The Wipro offer represents 7.06% of the fully paid up equity capital of the company. Shares will be bought back at `320 apiece, which is nearly 19% higher than the stock’s closing price on BSE on Thursday of Rs 269.
The stock has hit a 52-week high of Rs 283.93 and a 52-week low of 205.
Should the Wipro buyback be successful, India would have completed close to Rs 40,000 crore in 2017.
This would be the highest amount ever raised via buybacks; in 2016, buybacks worth Rs 27,000 crore were completed.
Wipro joins other IT majors like HCL Technologies, Tata Consultancy Services (TCS) and Mphasis which bought back their shares in 2017. Among the other firms that have bought back shares are Vardhaman Textiles, KPR Mills, SKF India, Jagran Prakashan and Gujarat Apollo Industries.
Wipro’s is the second-biggest buyback offer in 18 years. TCS’s buyback has been the biggest share repurchase offer during this period. TCS completed its repurchase of shares worth `16,000 crore on May 2017. In 2012, Reliance Industries bought back shares for an amount of `10, 440 crore.
Mphasis completed buyback of its shares worth RS 1,103 crore on May 2017. Last month, HCL repurchased shares worth Rs 3,500 crore. In CY17, companies have bought back nearly `30,000 crore worth of shares, a year in which the stock market has hit new highs. The Sensex has risen by 19.8% from January till July 20. On Thursday, the Sensex closed at 31,904.40.
Buybacks appear to have become the preferred route for companies to return wealth to shareholders, especially since dividend income, of over Rs 10 lakh per annum, is taxable at 10% in the hands of all residents, domestic companies, trusts or funds except those established for religious, educational or charitable purposes.
The government is also using the buyback route to tap the coffers of cash-rich PSUs ; it hopes to be able to meet its divestment target this way. Of the Rs 46,246.58 crore raised by the government through the disinvestment route in 2016-17, nearly Rs 19,000 crore after state undertakings offered their shares in buybacks.

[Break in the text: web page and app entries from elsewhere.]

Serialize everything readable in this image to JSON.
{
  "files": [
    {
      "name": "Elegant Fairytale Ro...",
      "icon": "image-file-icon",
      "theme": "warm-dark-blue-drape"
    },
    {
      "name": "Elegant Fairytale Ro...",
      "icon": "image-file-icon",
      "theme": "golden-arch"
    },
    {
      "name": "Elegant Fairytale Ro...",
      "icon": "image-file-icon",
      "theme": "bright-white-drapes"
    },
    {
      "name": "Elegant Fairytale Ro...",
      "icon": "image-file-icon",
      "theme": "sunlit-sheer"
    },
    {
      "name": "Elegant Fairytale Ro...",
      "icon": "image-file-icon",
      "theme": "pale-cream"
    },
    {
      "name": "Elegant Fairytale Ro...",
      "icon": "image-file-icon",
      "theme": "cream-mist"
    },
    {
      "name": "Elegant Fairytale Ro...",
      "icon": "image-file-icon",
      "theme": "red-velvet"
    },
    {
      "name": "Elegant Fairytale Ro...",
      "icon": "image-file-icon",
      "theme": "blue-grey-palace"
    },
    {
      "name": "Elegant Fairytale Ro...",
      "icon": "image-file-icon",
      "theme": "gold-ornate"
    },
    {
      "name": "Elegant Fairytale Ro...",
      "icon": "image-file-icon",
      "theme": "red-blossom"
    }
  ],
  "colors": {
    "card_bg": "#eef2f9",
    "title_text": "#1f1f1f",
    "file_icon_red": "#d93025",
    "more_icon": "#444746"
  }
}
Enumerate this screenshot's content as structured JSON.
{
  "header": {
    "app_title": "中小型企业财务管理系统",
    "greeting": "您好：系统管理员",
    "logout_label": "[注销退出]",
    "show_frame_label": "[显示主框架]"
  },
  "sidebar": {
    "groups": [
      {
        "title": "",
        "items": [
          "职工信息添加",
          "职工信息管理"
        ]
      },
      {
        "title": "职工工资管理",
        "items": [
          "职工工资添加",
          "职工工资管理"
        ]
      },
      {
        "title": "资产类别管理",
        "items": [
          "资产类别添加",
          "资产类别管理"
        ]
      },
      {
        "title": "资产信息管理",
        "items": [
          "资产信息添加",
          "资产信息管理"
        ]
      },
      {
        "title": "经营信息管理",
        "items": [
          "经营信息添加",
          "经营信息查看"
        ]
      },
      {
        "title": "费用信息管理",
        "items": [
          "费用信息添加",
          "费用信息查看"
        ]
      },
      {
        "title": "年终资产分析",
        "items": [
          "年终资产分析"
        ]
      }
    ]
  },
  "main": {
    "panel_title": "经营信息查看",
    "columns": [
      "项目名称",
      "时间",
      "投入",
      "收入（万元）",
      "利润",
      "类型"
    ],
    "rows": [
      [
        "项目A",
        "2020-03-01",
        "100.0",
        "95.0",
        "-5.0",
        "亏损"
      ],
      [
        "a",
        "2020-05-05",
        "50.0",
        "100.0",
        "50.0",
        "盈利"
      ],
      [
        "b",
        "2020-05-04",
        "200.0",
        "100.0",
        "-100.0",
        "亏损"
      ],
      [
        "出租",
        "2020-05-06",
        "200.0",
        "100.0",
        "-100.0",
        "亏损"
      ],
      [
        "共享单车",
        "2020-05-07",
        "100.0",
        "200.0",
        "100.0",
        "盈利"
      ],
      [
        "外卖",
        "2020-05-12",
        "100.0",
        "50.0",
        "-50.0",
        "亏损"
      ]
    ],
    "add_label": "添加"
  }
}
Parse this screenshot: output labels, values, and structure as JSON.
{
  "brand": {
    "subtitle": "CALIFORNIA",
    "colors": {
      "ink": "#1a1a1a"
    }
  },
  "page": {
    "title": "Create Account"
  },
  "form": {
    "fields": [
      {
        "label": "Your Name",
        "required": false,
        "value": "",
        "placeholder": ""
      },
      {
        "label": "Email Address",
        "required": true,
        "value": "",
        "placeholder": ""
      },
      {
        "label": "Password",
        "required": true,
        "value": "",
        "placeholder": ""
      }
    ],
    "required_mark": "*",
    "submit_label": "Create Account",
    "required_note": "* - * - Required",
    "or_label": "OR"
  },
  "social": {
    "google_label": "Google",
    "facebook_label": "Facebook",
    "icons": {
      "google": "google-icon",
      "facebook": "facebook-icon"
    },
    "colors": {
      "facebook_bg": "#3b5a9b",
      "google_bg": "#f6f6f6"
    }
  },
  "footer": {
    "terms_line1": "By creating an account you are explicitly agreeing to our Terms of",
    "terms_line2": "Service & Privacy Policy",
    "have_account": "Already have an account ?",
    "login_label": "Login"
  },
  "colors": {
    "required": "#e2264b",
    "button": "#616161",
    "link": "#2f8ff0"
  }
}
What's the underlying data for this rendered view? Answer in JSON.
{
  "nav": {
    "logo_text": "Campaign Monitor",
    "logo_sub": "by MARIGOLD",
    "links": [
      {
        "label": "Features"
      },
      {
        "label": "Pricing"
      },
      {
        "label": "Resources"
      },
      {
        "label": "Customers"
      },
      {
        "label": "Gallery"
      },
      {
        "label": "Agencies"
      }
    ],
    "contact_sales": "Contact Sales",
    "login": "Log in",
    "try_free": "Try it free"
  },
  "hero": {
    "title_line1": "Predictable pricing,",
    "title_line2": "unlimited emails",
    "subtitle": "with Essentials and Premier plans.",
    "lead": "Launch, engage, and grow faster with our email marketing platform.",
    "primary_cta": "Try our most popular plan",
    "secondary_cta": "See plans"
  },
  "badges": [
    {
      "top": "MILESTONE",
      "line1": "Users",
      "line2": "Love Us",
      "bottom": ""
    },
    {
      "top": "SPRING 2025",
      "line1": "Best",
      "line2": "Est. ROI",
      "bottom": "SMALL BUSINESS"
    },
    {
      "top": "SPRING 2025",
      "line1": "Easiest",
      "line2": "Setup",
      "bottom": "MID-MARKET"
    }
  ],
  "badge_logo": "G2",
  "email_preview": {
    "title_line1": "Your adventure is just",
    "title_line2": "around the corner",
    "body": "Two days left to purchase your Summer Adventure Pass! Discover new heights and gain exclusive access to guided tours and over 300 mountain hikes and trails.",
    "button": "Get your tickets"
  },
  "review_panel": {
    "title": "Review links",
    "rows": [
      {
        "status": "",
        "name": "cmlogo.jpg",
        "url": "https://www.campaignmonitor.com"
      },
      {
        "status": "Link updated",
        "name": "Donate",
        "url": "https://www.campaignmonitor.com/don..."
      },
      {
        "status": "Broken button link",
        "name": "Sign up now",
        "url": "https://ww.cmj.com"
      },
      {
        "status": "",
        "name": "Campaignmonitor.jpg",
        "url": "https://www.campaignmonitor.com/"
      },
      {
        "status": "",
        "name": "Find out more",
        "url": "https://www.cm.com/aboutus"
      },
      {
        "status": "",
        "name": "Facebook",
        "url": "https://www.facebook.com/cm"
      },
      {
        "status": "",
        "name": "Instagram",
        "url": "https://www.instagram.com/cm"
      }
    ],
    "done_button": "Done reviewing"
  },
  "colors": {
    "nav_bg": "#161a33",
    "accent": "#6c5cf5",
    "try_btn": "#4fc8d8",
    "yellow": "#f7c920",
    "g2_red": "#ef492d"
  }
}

Buybacks are the process by which companies repurchase their shares from stakeholders. The bought back shares are extinguished shrinking the firms’ equity base.